Becky Novac
It's been a year and it's just now hitting me. I've skipped summers before, knowing that the next summer I would return. I can't go back next summer, in fact I can never go back. All my friends are getting ready for tour and I'm not allowed.^ I am no longer allowed to be carefree for three months. I am no longer allowed to just focus on one main goal. I am no longer allowed to enjoy the one activity that no matter what made me happy. I thought I would enjoy my freedom this summer, but as the spring days dwindle down to summer, this summer and every summer for the rest of my life will never compare to those I spent outside in the sun for longer than any dermatologist would recommend. I think back to last summers three months that I will never have again and remember a lot of things I did that I didn't do my first two summers. I advise everyone, especially the ageouts, to do some if not all of the following: Keep a journal
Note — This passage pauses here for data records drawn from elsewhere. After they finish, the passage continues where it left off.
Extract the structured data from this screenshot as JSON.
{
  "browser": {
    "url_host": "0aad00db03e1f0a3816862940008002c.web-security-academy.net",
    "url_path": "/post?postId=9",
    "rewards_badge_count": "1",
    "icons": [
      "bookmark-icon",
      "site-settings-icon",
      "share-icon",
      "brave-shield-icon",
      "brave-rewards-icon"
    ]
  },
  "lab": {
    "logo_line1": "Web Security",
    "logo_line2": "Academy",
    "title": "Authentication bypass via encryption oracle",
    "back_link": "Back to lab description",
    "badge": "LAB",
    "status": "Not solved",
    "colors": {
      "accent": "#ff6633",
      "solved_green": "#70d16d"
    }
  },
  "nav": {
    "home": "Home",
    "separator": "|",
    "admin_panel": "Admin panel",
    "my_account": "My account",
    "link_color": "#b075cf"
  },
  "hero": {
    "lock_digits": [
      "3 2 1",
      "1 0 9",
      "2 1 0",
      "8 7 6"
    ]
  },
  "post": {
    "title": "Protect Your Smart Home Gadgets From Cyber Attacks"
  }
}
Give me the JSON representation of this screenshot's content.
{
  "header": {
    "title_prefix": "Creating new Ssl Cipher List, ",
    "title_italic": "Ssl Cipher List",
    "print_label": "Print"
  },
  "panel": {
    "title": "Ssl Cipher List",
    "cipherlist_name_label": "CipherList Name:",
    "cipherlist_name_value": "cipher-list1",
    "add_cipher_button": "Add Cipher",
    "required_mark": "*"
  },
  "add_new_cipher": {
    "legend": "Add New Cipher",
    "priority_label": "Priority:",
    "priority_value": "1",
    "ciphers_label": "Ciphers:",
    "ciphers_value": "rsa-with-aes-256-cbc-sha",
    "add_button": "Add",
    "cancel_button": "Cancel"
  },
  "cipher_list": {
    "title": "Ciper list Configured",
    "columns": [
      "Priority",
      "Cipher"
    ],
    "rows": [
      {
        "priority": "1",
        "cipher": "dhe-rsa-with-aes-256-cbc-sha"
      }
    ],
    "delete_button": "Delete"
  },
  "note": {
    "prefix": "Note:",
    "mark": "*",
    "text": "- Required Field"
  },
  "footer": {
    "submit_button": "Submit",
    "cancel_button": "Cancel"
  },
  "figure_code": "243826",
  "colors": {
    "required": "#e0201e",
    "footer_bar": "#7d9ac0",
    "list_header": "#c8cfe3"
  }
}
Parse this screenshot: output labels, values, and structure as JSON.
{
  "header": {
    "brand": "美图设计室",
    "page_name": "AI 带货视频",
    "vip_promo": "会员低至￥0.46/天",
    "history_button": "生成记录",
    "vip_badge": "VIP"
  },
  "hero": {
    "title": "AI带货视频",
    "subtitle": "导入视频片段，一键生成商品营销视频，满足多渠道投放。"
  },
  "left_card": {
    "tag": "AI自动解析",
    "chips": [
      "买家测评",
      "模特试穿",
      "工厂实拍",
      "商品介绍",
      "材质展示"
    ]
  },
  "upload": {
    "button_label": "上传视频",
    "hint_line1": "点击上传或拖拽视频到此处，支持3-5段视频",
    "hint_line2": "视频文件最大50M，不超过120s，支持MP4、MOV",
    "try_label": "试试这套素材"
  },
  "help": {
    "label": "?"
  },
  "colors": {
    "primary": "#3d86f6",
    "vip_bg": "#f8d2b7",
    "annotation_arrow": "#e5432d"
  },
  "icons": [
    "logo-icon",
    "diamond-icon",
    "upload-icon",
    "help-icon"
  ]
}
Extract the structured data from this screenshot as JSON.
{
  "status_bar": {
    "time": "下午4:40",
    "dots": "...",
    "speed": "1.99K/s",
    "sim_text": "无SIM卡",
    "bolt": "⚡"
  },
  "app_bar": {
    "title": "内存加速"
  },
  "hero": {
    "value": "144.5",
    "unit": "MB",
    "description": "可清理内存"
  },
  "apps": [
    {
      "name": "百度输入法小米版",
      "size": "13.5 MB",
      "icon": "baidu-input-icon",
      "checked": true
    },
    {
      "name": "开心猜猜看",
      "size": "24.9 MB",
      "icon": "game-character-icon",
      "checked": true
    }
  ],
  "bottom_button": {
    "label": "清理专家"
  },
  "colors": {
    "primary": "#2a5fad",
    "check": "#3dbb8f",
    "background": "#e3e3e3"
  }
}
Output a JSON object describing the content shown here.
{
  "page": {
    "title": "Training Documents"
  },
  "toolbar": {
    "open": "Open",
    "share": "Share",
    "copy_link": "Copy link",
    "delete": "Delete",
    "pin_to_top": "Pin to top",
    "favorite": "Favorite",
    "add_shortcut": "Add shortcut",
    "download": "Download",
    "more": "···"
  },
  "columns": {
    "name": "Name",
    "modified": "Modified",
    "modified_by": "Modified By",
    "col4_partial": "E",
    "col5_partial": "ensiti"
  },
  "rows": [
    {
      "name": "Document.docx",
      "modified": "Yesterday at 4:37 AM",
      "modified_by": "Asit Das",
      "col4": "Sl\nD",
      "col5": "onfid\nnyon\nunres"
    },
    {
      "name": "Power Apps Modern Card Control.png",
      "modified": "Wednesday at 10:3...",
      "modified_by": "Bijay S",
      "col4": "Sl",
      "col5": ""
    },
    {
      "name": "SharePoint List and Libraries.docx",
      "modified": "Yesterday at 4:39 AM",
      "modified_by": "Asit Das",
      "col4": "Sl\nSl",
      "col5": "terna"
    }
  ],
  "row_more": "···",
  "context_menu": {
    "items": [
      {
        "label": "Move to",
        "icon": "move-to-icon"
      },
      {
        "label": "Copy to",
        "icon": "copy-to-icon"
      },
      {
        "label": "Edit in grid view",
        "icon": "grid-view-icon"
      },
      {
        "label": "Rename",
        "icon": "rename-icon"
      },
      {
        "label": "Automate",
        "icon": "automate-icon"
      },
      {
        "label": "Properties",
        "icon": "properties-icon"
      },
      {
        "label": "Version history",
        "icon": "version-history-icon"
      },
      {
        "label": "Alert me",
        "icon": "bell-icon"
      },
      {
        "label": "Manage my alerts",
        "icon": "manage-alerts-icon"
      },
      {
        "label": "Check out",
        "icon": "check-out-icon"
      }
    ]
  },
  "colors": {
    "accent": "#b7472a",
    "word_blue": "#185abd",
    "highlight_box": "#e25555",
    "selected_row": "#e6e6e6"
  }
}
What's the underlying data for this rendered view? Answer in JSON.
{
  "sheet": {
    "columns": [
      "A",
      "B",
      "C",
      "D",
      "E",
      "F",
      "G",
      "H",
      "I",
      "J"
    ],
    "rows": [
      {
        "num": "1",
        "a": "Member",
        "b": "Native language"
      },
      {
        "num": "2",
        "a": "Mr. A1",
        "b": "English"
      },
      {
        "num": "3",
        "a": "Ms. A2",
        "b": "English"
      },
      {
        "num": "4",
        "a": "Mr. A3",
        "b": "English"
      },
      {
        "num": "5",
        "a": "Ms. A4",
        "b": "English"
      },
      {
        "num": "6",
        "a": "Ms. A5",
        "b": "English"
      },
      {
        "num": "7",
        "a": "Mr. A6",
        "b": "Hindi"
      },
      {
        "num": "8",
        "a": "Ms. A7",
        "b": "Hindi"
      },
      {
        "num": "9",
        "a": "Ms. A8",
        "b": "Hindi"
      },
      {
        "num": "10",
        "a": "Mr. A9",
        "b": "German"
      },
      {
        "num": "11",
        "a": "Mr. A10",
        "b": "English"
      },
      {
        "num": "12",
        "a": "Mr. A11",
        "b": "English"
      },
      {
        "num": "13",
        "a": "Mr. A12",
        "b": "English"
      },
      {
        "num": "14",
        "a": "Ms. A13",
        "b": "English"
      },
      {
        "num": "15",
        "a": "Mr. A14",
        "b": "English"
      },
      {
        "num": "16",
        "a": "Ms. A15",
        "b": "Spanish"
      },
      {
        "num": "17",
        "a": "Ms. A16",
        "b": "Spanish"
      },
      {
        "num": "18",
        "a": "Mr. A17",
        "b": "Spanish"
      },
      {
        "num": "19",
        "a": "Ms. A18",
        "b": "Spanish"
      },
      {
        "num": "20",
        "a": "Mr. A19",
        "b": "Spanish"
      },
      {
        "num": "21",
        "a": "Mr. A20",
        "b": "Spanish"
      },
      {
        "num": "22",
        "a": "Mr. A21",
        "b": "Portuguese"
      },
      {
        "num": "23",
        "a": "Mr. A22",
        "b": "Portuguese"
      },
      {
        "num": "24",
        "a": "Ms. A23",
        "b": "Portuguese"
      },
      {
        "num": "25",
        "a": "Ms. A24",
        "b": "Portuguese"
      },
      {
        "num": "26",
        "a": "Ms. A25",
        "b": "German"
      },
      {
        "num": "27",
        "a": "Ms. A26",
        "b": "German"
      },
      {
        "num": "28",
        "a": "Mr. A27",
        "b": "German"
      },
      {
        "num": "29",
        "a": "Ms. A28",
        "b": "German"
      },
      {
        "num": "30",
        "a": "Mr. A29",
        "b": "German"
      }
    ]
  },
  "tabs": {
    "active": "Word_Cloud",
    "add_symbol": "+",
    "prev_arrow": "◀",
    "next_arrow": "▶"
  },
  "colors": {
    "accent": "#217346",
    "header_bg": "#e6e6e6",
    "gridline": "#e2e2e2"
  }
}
I never did. Most of you probably think I would, considering my column writing hobby, but I never did. The closest I ever got to keeping a journal was two small paragraphs I wrote my rookie year. Even if you don't write in it every day, I think it can provide some sort of relief and most importantly you can look back on it at times like these when it's been a year. I don't know what my journal would even say my ageout summer, because besides my memories and pictures, I don't have anything else to recall the good and bad times. Take pictures often It happens every summer: You use one roll of film during everydays at the beginning of tour, and then five rolls during finals week, and that's it. It's unfortunate when you develop everything in August and realize that a whole chunk of time is missing. Getting to know It's hard to go outside the walls of your individual section and get to know other members. I'll admit that I wasn't the best person to get to know the horn line, but I tried to get to know some of the ladies of the horn line when we were getting ready for shows. I didn't even have the chance to get to know everyone in the color guard as much as I would have liked. Another great group of people to get know are your bus drivers and volunteers. The bus drivers have a lot of down time and always want to know about drum corps, especially if this is their first time driving a bus for a bunch of "band kids." Chuck was my bus driver my last two summers, and he by far was one of our biggest fans. He gave his own pep talks to my bus before we got off. When we had a long drive, Chuck would tell stories about being a Marine. I won't have to worry this summer about rolling my sleeping bag, about which corps is at tonight's show, if the showers are hot or cold, or count six of the 21-count move in the closer. My worries have shifted since those days to bills and more bills. While the "real world" is great and grand, compared to my summers at Bluecoats, the real world isn't all that great. I wish everyone well this summer. I'll be around. I plan on going to both nights of Allentown and Hershey. Good luck and take advantage of the memories, the people, and the amazing journey. For some of you, in a year, you will be in my shoes. How do you want to remember this summer? Becky Novac currently lives in Hoboken, N.J., and works for Universal McCann in New York City as an assistant media planner. She is 22 years old and a recent graduate from Penn State University where she majored in journalism and psychology. Becky marched with the Bluecoats in 2000, 2002 and 2004 as a member of the color guard.